Best natives for Mountain gardens
Native plants are wise additions to gardens in the Rocky Mountain region. The eight species listed on this page are naturally suited to the cold-winter, short-summer climates in Colorado, Idaho, Montana, Utah, and Wyoming. Many of their flowers attract butterflies or hummingbirds― or both. Many of them thrive on rainfall alone. Plant them in spring; if you start with nursery-raised plants, remember that even drought-tolerant natives need to be watered during the dry season for a year or two until they're established.
(Linum lewisii) 1 1/2 feet tall and wide. Blue flowers in spring. Sun to partial shade; little water. Climate zones 1-3.
(Asclepias tuberosa) 1 1/2 to 3 feet tall, 2 feet wide. Orange flowers in summer. Attracts masses of butterflies. Needs good drainage. Sun; moderate water. Zones 1-3, 10, 11.

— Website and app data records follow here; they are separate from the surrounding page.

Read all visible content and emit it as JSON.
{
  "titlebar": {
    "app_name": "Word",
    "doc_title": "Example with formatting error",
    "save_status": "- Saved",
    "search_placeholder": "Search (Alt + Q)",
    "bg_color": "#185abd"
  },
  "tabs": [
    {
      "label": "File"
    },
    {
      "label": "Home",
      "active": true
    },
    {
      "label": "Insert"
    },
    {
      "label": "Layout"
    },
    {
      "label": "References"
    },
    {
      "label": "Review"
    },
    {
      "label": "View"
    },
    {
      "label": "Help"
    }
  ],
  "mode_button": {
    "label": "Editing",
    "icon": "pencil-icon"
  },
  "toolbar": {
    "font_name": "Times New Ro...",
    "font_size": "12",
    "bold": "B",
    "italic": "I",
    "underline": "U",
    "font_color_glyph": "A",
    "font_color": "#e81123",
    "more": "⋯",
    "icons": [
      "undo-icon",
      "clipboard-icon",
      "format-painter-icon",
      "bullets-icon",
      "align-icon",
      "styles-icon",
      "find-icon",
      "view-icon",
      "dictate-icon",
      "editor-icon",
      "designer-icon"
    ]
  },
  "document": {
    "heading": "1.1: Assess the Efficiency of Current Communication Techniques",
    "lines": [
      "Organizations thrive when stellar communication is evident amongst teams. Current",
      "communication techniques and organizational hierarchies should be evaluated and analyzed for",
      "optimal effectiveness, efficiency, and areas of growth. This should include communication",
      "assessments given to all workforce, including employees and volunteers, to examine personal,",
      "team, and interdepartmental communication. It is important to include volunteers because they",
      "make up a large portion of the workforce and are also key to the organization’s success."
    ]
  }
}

(Liatris punctata) 6 inches to 3 feet tall and equally wide. Purplish pink flower spikes in late summer. Sun; little water. Zones 1-3.
(Holodiscus dumosus) Deciduous shrub; 3 to 6 feet tall and as wide. Creamy white flowers in summer. Partial shade; little to regular water. Zones 1-3, 10.
(Geum triflorum) Mounding perennial; 20 inches tall and wide. Maroon flowers in spring. Sun to partial shade; little water. Zones 1-3.
Rocky Mountain columbine
(Aquilegia caerulea) 1 1/2 to 3 feet tall, 2 feet wide. Blue and white flowers in spring. Sun to partial shade; regular water. Zones 1-3, 10, 11.
(P. procerus) 1 foot tall and wide. Bluish purple flowers in late spring. Partial shade; moderate water. Zones 1-3.
Tufted evening primrose
(Oenothera caespitosa) 8 to 12 inches tall, 2 feet wide. Fragrant white flowers all summer. Sun; little water. Zones 1-3, 10, 11.